*** Information provided Section Begins ***
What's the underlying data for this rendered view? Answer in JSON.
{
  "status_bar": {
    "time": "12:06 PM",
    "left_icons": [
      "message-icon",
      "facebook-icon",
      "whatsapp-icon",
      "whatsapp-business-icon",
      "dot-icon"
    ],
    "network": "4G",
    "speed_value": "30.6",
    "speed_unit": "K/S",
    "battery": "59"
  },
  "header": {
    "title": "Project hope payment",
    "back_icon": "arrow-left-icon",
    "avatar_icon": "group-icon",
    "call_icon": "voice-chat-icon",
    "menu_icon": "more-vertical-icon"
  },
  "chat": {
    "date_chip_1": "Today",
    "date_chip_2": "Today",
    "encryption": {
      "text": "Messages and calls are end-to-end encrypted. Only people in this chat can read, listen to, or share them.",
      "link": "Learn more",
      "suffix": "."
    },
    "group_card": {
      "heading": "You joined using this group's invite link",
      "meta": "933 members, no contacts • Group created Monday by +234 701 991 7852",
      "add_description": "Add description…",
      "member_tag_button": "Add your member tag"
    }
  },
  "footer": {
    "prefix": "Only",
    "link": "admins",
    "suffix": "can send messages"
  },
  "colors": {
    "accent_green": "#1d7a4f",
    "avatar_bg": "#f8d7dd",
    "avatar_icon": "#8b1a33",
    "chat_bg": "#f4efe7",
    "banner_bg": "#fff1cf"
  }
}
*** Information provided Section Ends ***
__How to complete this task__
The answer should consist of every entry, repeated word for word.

__Completed exercise__
What's the underlying data for this rendered view? Answer in JSON.
{
  "status_bar": {
    "time": "12:06 PM",
    "left_icons": [
      "message-icon",
      "facebook-icon",
      "whatsapp-icon",
      "whatsapp-business-icon",
      "dot-icon"
    ],
    "network": "4G",
    "speed_value": "30.6",
    "speed_unit": "K/S",
    "battery": "59"
  },
  "header": {
    "title": "Project hope payment",
    "back_icon": "arrow-left-icon",
    "avatar_icon": "group-icon",
    "call_icon": "voice-chat-icon",
    "menu_icon": "more-vertical-icon"
  },
  "chat": {
    "date_chip_1": "Today",
    "date_chip_2": "Today",
    "encryption": {
      "text": "Messages and calls are end-to-end encrypted. Only people in this chat can read, listen to, or share them.",
      "link": "Learn more",
      "suffix": "."
    },
    "group_card": {
      "heading": "You joined using this group's invite link",
      "meta": "933 members, no contacts • Group created Monday by +234 701 991 7852",
      "add_description": "Add description…",
      "member_tag_button": "Add your member tag"
    }
  },
  "footer": {
    "prefix": "Only",
    "link": "admins",
    "suffix": "can send messages"
  },
  "colors": {
    "accent_green": "#1d7a4f",
    "avatar_bg": "#f8d7dd",
    "avatar_icon": "#8b1a33",
    "chat_bg": "#f4efe7",
    "banner_bg": "#fff1cf"
  }
}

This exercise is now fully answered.